● ACTIVITY
Copy out each line of the data that holds the string "Keil格式头文件".

:::::

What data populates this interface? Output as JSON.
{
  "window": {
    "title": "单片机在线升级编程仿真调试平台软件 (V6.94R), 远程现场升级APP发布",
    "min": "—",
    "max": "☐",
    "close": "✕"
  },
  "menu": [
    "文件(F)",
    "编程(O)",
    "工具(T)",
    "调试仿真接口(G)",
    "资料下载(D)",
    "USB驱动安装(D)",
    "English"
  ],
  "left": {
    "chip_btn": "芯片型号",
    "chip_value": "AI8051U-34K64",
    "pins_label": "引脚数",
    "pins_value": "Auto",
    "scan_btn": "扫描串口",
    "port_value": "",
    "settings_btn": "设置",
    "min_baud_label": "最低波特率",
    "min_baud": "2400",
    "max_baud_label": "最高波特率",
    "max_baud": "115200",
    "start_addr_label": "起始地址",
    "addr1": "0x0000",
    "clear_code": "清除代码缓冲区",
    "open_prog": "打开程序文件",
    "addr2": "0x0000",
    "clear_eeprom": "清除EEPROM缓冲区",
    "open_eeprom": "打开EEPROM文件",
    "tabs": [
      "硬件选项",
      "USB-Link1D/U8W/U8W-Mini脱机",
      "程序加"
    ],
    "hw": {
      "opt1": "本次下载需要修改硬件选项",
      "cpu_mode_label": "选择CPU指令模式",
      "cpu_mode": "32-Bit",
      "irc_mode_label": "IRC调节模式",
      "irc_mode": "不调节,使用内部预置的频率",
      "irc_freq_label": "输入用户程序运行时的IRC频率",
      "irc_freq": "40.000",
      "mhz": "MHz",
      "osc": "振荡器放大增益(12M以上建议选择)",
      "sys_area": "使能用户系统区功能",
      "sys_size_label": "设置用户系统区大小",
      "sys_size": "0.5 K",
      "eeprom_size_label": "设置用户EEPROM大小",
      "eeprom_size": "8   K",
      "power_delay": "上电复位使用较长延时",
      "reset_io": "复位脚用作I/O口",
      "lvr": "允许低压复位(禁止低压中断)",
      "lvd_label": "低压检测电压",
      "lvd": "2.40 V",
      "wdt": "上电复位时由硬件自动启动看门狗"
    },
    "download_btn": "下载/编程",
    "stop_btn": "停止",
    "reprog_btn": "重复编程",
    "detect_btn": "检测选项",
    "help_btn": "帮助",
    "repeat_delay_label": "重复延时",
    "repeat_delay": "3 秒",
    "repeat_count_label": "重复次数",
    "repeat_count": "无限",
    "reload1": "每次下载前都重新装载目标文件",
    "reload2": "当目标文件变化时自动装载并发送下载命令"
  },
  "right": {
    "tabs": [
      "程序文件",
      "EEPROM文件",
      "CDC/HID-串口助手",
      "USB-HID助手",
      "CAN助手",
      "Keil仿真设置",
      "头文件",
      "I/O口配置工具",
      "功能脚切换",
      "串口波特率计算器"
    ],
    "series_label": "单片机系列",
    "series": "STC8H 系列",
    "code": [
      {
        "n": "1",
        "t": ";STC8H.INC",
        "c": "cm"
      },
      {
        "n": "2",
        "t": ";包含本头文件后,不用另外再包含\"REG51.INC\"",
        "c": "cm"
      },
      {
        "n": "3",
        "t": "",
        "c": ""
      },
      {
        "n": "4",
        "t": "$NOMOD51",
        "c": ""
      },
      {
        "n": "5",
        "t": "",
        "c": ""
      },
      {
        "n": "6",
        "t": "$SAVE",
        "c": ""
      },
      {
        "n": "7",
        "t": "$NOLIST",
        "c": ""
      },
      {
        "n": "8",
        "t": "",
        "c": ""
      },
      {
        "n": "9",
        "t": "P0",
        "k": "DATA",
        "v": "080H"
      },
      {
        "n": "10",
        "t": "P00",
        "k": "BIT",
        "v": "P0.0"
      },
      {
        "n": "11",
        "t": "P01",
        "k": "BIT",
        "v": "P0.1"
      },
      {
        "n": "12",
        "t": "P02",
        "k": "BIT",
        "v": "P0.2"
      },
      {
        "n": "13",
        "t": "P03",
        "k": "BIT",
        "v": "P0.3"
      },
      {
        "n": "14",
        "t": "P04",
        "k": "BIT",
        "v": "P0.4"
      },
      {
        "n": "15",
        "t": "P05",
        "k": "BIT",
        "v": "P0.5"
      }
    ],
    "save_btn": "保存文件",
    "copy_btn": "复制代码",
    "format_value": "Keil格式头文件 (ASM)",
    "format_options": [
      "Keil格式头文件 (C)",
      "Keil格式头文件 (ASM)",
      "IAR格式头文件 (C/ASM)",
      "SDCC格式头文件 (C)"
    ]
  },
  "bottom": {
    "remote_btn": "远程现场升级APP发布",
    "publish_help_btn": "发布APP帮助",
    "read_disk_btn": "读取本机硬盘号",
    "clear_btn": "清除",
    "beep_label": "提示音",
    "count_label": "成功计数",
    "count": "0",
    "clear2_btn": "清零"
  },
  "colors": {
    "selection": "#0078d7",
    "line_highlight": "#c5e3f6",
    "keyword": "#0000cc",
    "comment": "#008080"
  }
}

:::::

● RESULT
    "format_value": "Keil格式头文件 (ASM)",
      "Keil格式头文件 (C)",
      "Keil格式头文件 (ASM)",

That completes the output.